On a personal level, I find myself giving to clean water and food protection. In the kids world, I have a strong connection to kids with autism. But every time I get a letter from a parent or child with a certain illness it just opens up a whole floodgate of areas I want to support. I always have a special place in my heart for people with autism. When I was working at the preschool there were kids who were on the autistic spectrum in my music classes. I would get feedback from teachers and parents about how important my music was to these kids. At my concerts, I’ll see 8-18 year olds with autism having fun. I don’t know why my music touches them, perhaps it’s the repetition and simplicity. Whatever is in my music, kids with autism attach to it in a very intense way. 

I noticed you successfully used Kickstarter to raise funds for your lullaby album. What was that experience like?

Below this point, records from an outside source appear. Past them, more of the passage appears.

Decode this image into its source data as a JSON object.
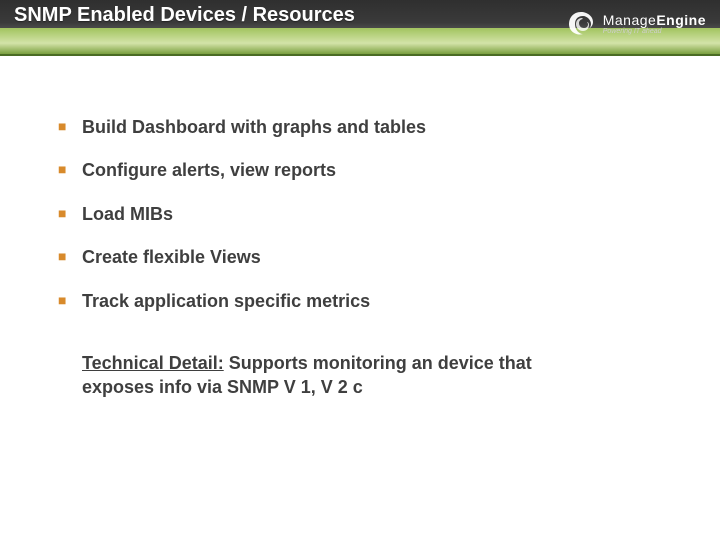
{
  "header": {
    "title": "SNMP Enabled Devices / Resources",
    "logo": {
      "brand_prefix": "Manage",
      "brand_suffix": "Engine",
      "tagline": "Powering IT ahead"
    }
  },
  "bullets": [
    "Build Dashboard with graphs and tables",
    "Configure alerts, view reports",
    "Load MIBs",
    "Create flexible Views",
    "Track application specific metrics"
  ],
  "detail": {
    "lead": "Technical Detail:",
    "body": " Supports monitoring an device that exposes info via SNMP V 1, V 2 c"
  }
}
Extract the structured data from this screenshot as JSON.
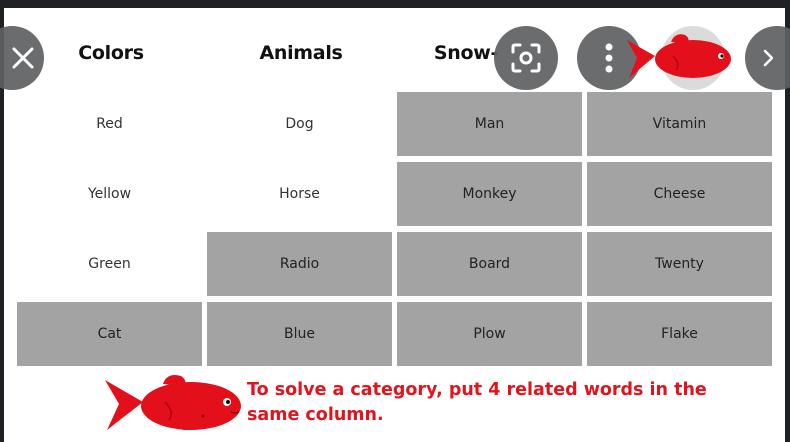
{
  "headers": [
    "Colors",
    "Animals",
    "Snow-"
  ],
  "grid": [
    [
      {
        "text": "Red",
        "solved": false
      },
      {
        "text": "Dog",
        "solved": false
      },
      {
        "text": "Man",
        "solved": true
      },
      {
        "text": "Vitamin",
        "solved": true
      }
    ],
    [
      {
        "text": "Yellow",
        "solved": false
      },
      {
        "text": "Horse",
        "solved": false
      },
      {
        "text": "Monkey",
        "solved": true
      },
      {
        "text": "Cheese",
        "solved": true
      }
    ],
    [
      {
        "text": "Green",
        "solved": false
      },
      {
        "text": "Radio",
        "solved": true
      },
      {
        "text": "Board",
        "solved": true
      },
      {
        "text": "Twenty",
        "solved": true
      }
    ],
    [
      {
        "text": "Cat",
        "solved": true
      },
      {
        "text": "Blue",
        "solved": true
      },
      {
        "text": "Plow",
        "solved": true
      },
      {
        "text": "Flake",
        "solved": true
      }
    ]
  ],
  "hint": {
    "line1": "To solve a category, put 4 related words in the",
    "line2": "same column."
  },
  "overlay": {
    "close_icon": "close-icon",
    "lens_icon": "lens-scan-icon",
    "more_icon": "more-vert-icon",
    "prev_icon": "chevron-left-icon",
    "next_icon": "chevron-right-icon"
  },
  "colors": {
    "solved_cell": "#a3a3a3",
    "hint_text": "#e0141c",
    "fish": "#e3101b",
    "overlay_button": "#5f6062"
  }
}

It was great, a lot of work but worthwhile. It meant figuring out daily ways to encourage people to contribute, emails, posting to social media, trying to keep the album in people's consciousness during that specific period of time. It was the battle against entropy. I had a great response from people to hire me to play at children hospital or a school. We also had a reward where people could buy box of ten CD’s and donate them. On Kickstarter, if you do not make your goal you lose all the money. We hit the original goal of $35K before the end and then we kept going to try to fund music videos. We ended with nearly $55K. To fulfill that part was a couple of weeks of signing things, mailing, stuffing envelopes, contacting people, and arranging private appearances. I even got flown out to Utah for a kids party.

When you look back at your career so far, what are you most proud of?

I had a bunch of moments flash through my head but I have a more general answer. I am proud I was able to make something of this career when a lot people didn’t think it was a career. I had this joke with my parents, after I graduated college, that I didn’t know what I wanted to do. They said, "I thought you wanted to be a musician." I said, “Who would pay me for that?" I feel that if I had to quit this and become an organic farmer tomorrow that I reached a point where I felt proud of everything: the videos, the people I worked with, the kids, the business I built all feels like I did something special.

What's next?

I’m working on another album and developing a new script with the creative director at the New York City Children’s Theatre based on one of my songs. And I am putting a lot of effort personally training teachers in Laurie Berkner's The Music in Mea "Me and My Grownup" style music program I designed. My goal is to bring out the unique musical expression that's in each child. I want kids to uncover their own special version of the music that's in them and to feel proud of it!

Laurie Berkner is playing at the Palace of Fine Arts on April 18th. Tickets are on sale nowFor more information on Laurie Berkner, go to laurieberkner.comTwitterFacebook, and Youtube.